Authors who write about where they live or where they're from — like Stephen King and his fictional towns in Maine, and Anne Rice and her New Orleans settings — inspire Pulido. "I try to look at myself as more of an author than anything, and say, 'Okay, what can I say about our area?'" Pulido says. "I'm totally fascinated that there's entire towns that just seem like they couldn't exist anywhere on Earth. The mine where we shot the movie The Graves — how can you explain to someone from Coney Island or Long Island that there's actually an abandoned mining town with 30 buildings, and you can navigate through the whole place yourself? And it's haunted."
"There aren't places like this except in the Southwest," he adds. "And it's real easy to see how it could be creepy for anybody. It's probably even creepy for Phoenicians, because Phoenicians may be urban . . . City people are typically freaked out by wide-open desert, night, dark."
And that makes Arizona the perfect setting for a horror movie.
Megan and Abby Graves are like a couple of goth geeks you might bump into over the Bad Kitty bags at Hot Topic. Megan's the older, protective sister who's not afraid to throw a punch, and Abby's what Pulido calls "the little one, the goth girl, who's more or less always been lazy and hiding in her sister's shadow and never really had to grow up."
"Going through our story, she does," he continues. "She has no choice. She realizes her inner ass-kicker, is what happens."
When it came time to fill the roles of the two lead characters, Pulido chose Clare Grant (Masters of Horror, Walk the Line) to play older sister Megan Graves, and Tucson native Jillian Murray (American High School, An American Carol) to play Abby Graves.
Grant actually lobbied for her role. She was a fan of Pulido's Lady Death comics and saw a lot of herself in Megan Graves. "The Megan Graves role has action combined with a passion for comics, which is something Megan and I share," Grant says. "Being an action hero is something I strive for, and I'm a huge comic book fan, so of course I was familiar with Brian's work and excited to be reading for his directorial debut."
Pulido says everybody had to audition for their roles with the exception of three giants of the horror movie genre — Amanda Wyss (A Nightmare on Elm Street), Bill Moseley (A Texas Chainsaw Massacre, House of 1000 Corpses), and Tony Todd (Candyman, Final Destination). Todd, who plays the intimidating and intense Reverend Stockton, also knew Pulido from his comic book career and says he trusted him completely as a director.

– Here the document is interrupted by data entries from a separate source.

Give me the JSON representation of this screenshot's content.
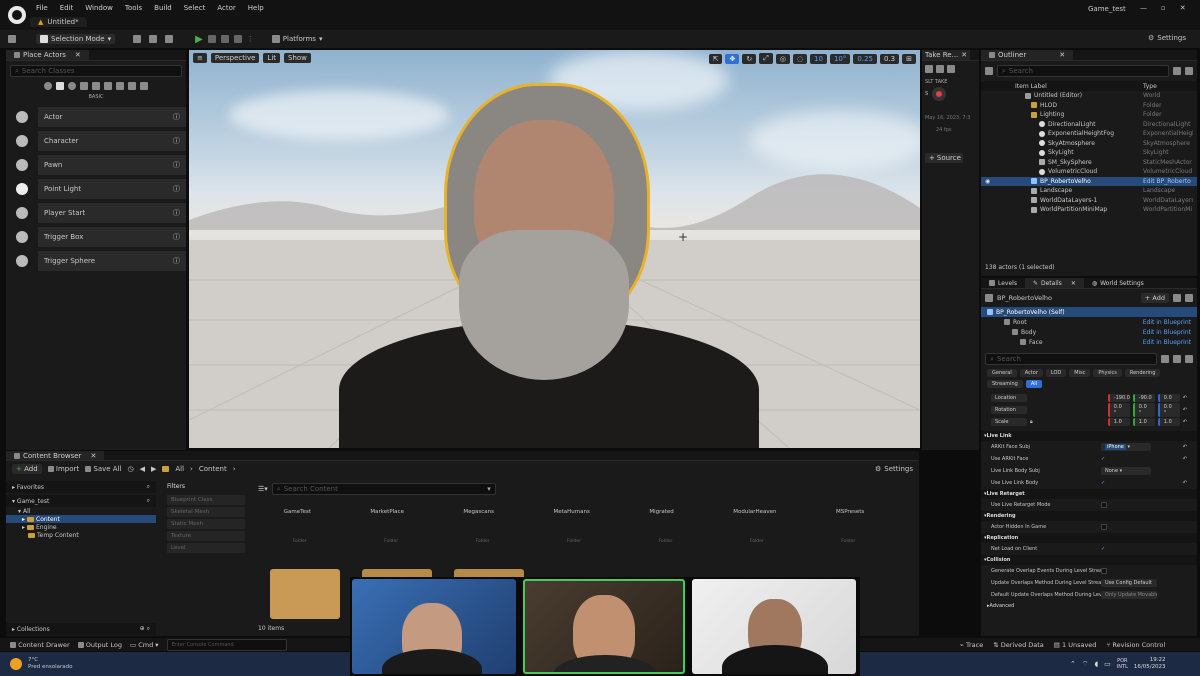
{
  "menubar": {
    "items": [
      "File",
      "Edit",
      "Window",
      "Tools",
      "Build",
      "Select",
      "Actor",
      "Help"
    ],
    "project": "Game_test",
    "level_tab": "Untitled*"
  },
  "toolbar": {
    "selection_mode": "Selection Mode",
    "platforms": "Platforms",
    "settings": "Settings"
  },
  "place_actors": {
    "tab": "Place Actors",
    "search_placeholder": "Search Classes",
    "category": "BASIC",
    "items": [
      "Actor",
      "Character",
      "Pawn",
      "Point Light",
      "Player Start",
      "Trigger Box",
      "Trigger Sphere"
    ]
  },
  "viewport": {
    "perspective": "Perspective",
    "lit": "Lit",
    "show": "Show",
    "grid_snap": "10",
    "rot_snap": "10°",
    "scale_snap": "0.25",
    "cam_speed": "0.3"
  },
  "take_recorder": {
    "tab": "Take Re...",
    "slate_label": "SLT TAKE",
    "date": "May 16, 2023, 7:3",
    "fps": "24 fps",
    "source_btn": "Source"
  },
  "outliner": {
    "tab": "Outliner",
    "search_placeholder": "Search",
    "col_label": "Item Label",
    "col_type": "Type",
    "rows": [
      {
        "label": "Untitled (Editor)",
        "type": "World",
        "indent": 0
      },
      {
        "label": "HLOD",
        "type": "Folder",
        "indent": 1
      },
      {
        "label": "Lighting",
        "type": "Folder",
        "indent": 1
      },
      {
        "label": "DirectionalLight",
        "type": "DirectionalLight",
        "indent": 2
      },
      {
        "label": "ExponentialHeightFog",
        "type": "ExponentialHeightFog",
        "indent": 2
      },
      {
        "label": "SkyAtmosphere",
        "type": "SkyAtmosphere",
        "indent": 2
      },
      {
        "label": "SkyLight",
        "type": "SkyLight",
        "indent": 2
      },
      {
        "label": "SM_SkySphere",
        "type": "StaticMeshActor",
        "indent": 2
      },
      {
        "label": "VolumetricCloud",
        "type": "VolumetricCloud",
        "indent": 2
      },
      {
        "label": "BP_RobertoVelho",
        "type": "Edit BP_Roberto",
        "indent": 1
      },
      {
        "label": "Landscape",
        "type": "Landscape",
        "indent": 1
      },
      {
        "label": "WorldDataLayers-1",
        "type": "WorldDataLayers",
        "indent": 1
      },
      {
        "label": "WorldPartitionMiniMap",
        "type": "WorldPartitionMi",
        "indent": 1
      }
    ],
    "status": "138 actors (1 selected)"
  },
  "details": {
    "tabs": [
      "Levels",
      "Details",
      "World Settings"
    ],
    "actor_name": "BP_RobertoVelho",
    "add_btn": "Add",
    "components": [
      {
        "name": "BP_RobertoVelho (Self)",
        "link": ""
      },
      {
        "name": "Root",
        "link": "Edit in Blueprint"
      },
      {
        "name": "Body",
        "link": "Edit in Blueprint"
      },
      {
        "name": "Face",
        "link": "Edit in Blueprint"
      }
    ],
    "search_placeholder": "Search",
    "filter_tabs": [
      "General",
      "Actor",
      "LOD",
      "Misc",
      "Physics",
      "Rendering",
      "Streaming",
      "All"
    ],
    "transform": [
      {
        "label": "Location",
        "values": [
          "-190.0",
          "-90.0",
          "0.0"
        ]
      },
      {
        "label": "Rotation",
        "values": [
          "0.0 °",
          "0.0 °",
          "0.0 °"
        ]
      },
      {
        "label": "Scale",
        "values": [
          "1.0",
          "1.0",
          "1.0"
        ]
      }
    ],
    "sections": [
      {
        "title": "Live Link",
        "props": [
          {
            "label": "ARKit Face Subj",
            "value": "iPhone"
          },
          {
            "label": "Use ARKit Face",
            "value": "✓"
          },
          {
            "label": "Live Link Body Subj",
            "value": "None"
          },
          {
            "label": "Use Live Link Body",
            "value": "✓"
          }
        ]
      },
      {
        "title": "Live Retarget",
        "props": [
          {
            "label": "Use Live Retarget Mode",
            "value": ""
          }
        ]
      },
      {
        "title": "Rendering",
        "props": [
          {
            "label": "Actor Hidden In Game",
            "value": ""
          }
        ]
      },
      {
        "title": "Replication",
        "props": [
          {
            "label": "Net Load on Client",
            "value": "✓"
          }
        ]
      },
      {
        "title": "Collision",
        "props": [
          {
            "label": "Generate Overlap Events During Level Streami",
            "value": ""
          },
          {
            "label": "Update Overlaps Method During Level Streami",
            "value": "Use Config Default"
          },
          {
            "label": "Default Update Overlaps Method During Level",
            "value": "Only Update Movable"
          }
        ]
      },
      {
        "title": "Advanced",
        "props": []
      }
    ]
  },
  "content_browser": {
    "tab": "Content Browser",
    "add_btn": "Add",
    "import_btn": "Import",
    "save_all_btn": "Save All",
    "path": [
      "All",
      "Content"
    ],
    "settings": "Settings",
    "favorites": "Favorites",
    "project_root": "Game_test",
    "tree": [
      "All",
      "Content",
      "Engine",
      "Temp Content"
    ],
    "filters_label": "Filters",
    "filter_items": [
      "Blueprint Class",
      "Skeletal Mesh",
      "Static Mesh",
      "Texture",
      "Level"
    ],
    "search_placeholder": "Search Content",
    "folders": [
      "GameTest",
      "MarketPlace",
      "Megascans",
      "MetaHumans",
      "Migrated",
      "ModularHeaven",
      "MSPresets"
    ],
    "folder_type": "Folder",
    "item_count": "10 items",
    "collections": "Collections"
  },
  "status_bar": {
    "content_drawer": "Content Drawer",
    "output_log": "Output Log",
    "cmd": "Cmd",
    "console_placeholder": "Enter Console Command",
    "trace": "Trace",
    "derived_data": "Derived Data",
    "unsaved": "1 Unsaved",
    "revision_control": "Revision Control"
  },
  "taskbar": {
    "weather_temp": "7°C",
    "weather_desc": "Pred ensolarado",
    "lang": "POR",
    "lang2": "INTL",
    "time": "19:22",
    "date": "16/05/2023"
  },
  "colors": {
    "accent_blue": "#2f6fd6",
    "play_green": "#4caf50",
    "cam_active_border": "#3ccf5a"
  }
}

"Usually, visual artists approach filmmaking in an innovative way. Brian did storyboards, and once he sent me pictures of Wickenburg, I was sold," Todd says. "It was very visually stimulating to me. They worked out shots weeks before the production, and when someone pays that much attention to detail, it's going to be good."